The Year Twelve was designated by me as a Year of Completion since, at the end of the Year Eleven, I realized that I was surrounded by many, many projects of knitting, stitching, quilting and sewing in various stages of production and it was all out of control. I have spent the past few years giving away or selling vast amounts of quilting material, yarn, supplies, tools, and books but now it was time to corral the remainders and projects. My stashes are reasonably well sorted and boxed but the projects had reached an unmanageable and, sometimes, forgotten, existence.
How did I arrive at this point? Well, various demands had piqued my interest in making some items or mini-mass produce others for sale. There were also a few of those desperate rushes to make an item that I absolutely have to wear three days from putting it on the needles – “Oh, it’s only Wednesday night and I know I can finish this by Saturday morning.” That might sound familiar to some of the readers of this blog. In my case, I usually underestimated myself, adding only to the WIP pile instead of the Completed collection. Plain curiosity, coupled with Startitis, was responsible for so many other languishing projects as well as finding out that the yarn or needles were not suitable or the finished size was completely wrong. There is a certain nightcap that I have knit five times, only getting it right this last time.
Then there is boredom which I don’t mean in a negative sense. It is simply that many of the reproduced items that I make requite very fine knitting and the same two/four/six or highly repetitive group of rows to be knit many, many, many, many MANY times.

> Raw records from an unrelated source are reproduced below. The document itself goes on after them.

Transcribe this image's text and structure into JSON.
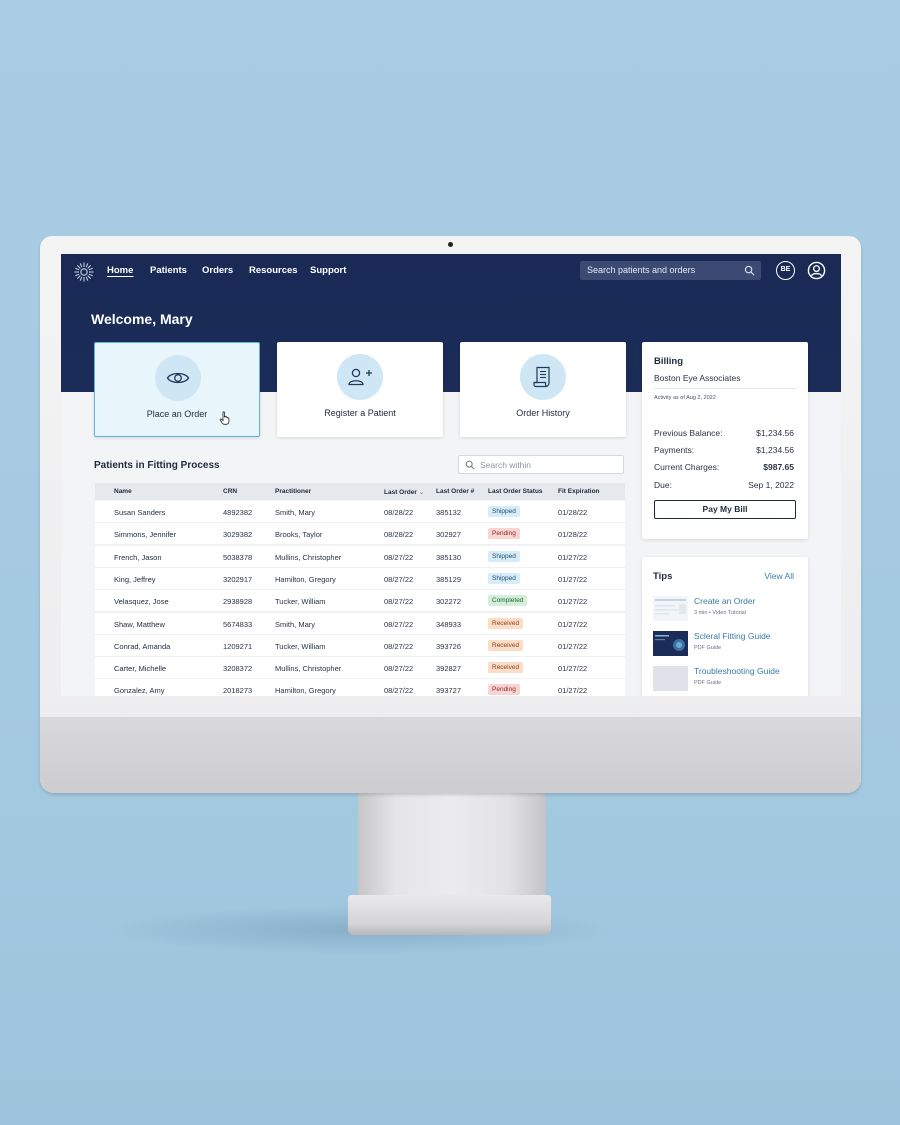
{
  "nav": {
    "items": [
      "Home",
      "Patients",
      "Orders",
      "Resources",
      "Support"
    ],
    "search_placeholder": "Search patients and orders",
    "avatar_initials": "BE"
  },
  "welcome": "Welcome, Mary",
  "actions": [
    "Place an Order",
    "Register a Patient",
    "Order History"
  ],
  "patients": {
    "title": "Patients in Fitting Process",
    "search_placeholder": "Search within",
    "columns": [
      "Name",
      "CRN",
      "Practitioner",
      "Last Order",
      "Last Order #",
      "Last Order Status",
      "Fit Expiration"
    ],
    "rows": [
      {
        "name": "Susan Sanders",
        "crn": "4892382",
        "practitioner": "Smith, Mary",
        "last_order": "08/28/22",
        "order_no": "385132",
        "status": "Shipped",
        "fit_exp": "01/28/22"
      },
      {
        "name": "Simmons, Jennifer",
        "crn": "3029382",
        "practitioner": "Brooks, Taylor",
        "last_order": "08/28/22",
        "order_no": "302927",
        "status": "Pending",
        "fit_exp": "01/28/22"
      },
      {
        "name": "French, Jason",
        "crn": "5038378",
        "practitioner": "Mullins, Christopher",
        "last_order": "08/27/22",
        "order_no": "385130",
        "status": "Shipped",
        "fit_exp": "01/27/22"
      },
      {
        "name": "King, Jeffrey",
        "crn": "3202917",
        "practitioner": "Hamilton, Gregory",
        "last_order": "08/27/22",
        "order_no": "385129",
        "status": "Shipped",
        "fit_exp": "01/27/22"
      },
      {
        "name": "Velasquez, Jose",
        "crn": "2938928",
        "practitioner": "Tucker, William",
        "last_order": "08/27/22",
        "order_no": "302272",
        "status": "Completed",
        "fit_exp": "01/27/22"
      },
      {
        "name": "Shaw, Matthew",
        "crn": "5674833",
        "practitioner": "Smith, Mary",
        "last_order": "08/27/22",
        "order_no": "348933",
        "status": "Received",
        "fit_exp": "01/27/22"
      },
      {
        "name": "Conrad, Amanda",
        "crn": "1209271",
        "practitioner": "Tucker, William",
        "last_order": "08/27/22",
        "order_no": "393726",
        "status": "Received",
        "fit_exp": "01/27/22"
      },
      {
        "name": "Carter, Michelle",
        "crn": "3208372",
        "practitioner": "Mullins, Christopher",
        "last_order": "08/27/22",
        "order_no": "392827",
        "status": "Received",
        "fit_exp": "01/27/22"
      },
      {
        "name": "Gonzalez, Amy",
        "crn": "2018273",
        "practitioner": "Hamilton, Gregory",
        "last_order": "08/27/22",
        "order_no": "393727",
        "status": "Pending",
        "fit_exp": "01/27/22"
      }
    ]
  },
  "billing": {
    "title": "Billing",
    "org": "Boston Eye Associates",
    "as_of": "Activity as of Aug 2, 2022",
    "lines": [
      {
        "label": "Previous Balance:",
        "value": "$1,234.56"
      },
      {
        "label": "Payments:",
        "value": "$1,234.56"
      },
      {
        "label": "Current Charges:",
        "value": "$987.65"
      },
      {
        "label": "Due:",
        "value": "Sep 1, 2022"
      }
    ],
    "pay_label": "Pay My Bill"
  },
  "tips": {
    "title": "Tips",
    "view_all": "View All",
    "items": [
      {
        "title": "Create an Order",
        "meta": "3 min • Video Tutorial"
      },
      {
        "title": "Scleral Fitting Guide",
        "meta": "PDF Guide"
      },
      {
        "title": "Troubleshooting Guide",
        "meta": "PDF Guide"
      }
    ]
  },
  "colors": {
    "nav_bg": "#1a2a55",
    "accent": "#3a7ca5",
    "shipped": "#d6ecf8",
    "pending": "#f8d5d3",
    "completed": "#d3efd9",
    "received": "#fbdcc6"
  }
}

Good lighting is another issue and so is the weather. I like to do fine knitting on fine needles in daylight, preferably outdoors in warm seasons, or in the cold winter months, under one of those daylight lamps which provide heat as well as light. Such requirements are limiting, though, and any variation in circumstances (a hot sticky summer, for example) can halt production even with the use of a headlamp. Another obstacle is physical pain. Years of fine knitting and hand-quilting have not been good for my hands so my daily choice of project is often dictated by health.
All of those issues or excuses aside, something had to be done. My natural sense of order and educational background joined forces with my practice or hobby of tracking aspects of my life in spreadsheets. The first step, however, was to search through every storage bag, box, wooden chest, fancy cloth bag and stack of quilts to find and rank each and every project – “snag it, bag it, tag it” in the words of one of my favourite television series, Warehouse 13.
Caught up in the whole process of a good clearing out, it was quite enjoyable to sort yarns, threads, fabrics and tools for knitting, stitching and quilting, and then package, label and return everything to its kind or correct storage place.
The knitting was the most unwieldy of all, with the contemporary projects quickly dealt with such as noting cannibalised needles. The historical reproduction projects, the largest section, was ranked and packed into categories such as “Started but not happy with the yarn, needles, size,” “Started” (which here means curiosity sated but then abandoned), “To be started when the weather is warmer/colder, needles are available, when the yarn is skeined, the pattern is printed/photocopied" and many other excuses,” and the simple perpetual “In progress.”
End of Part One.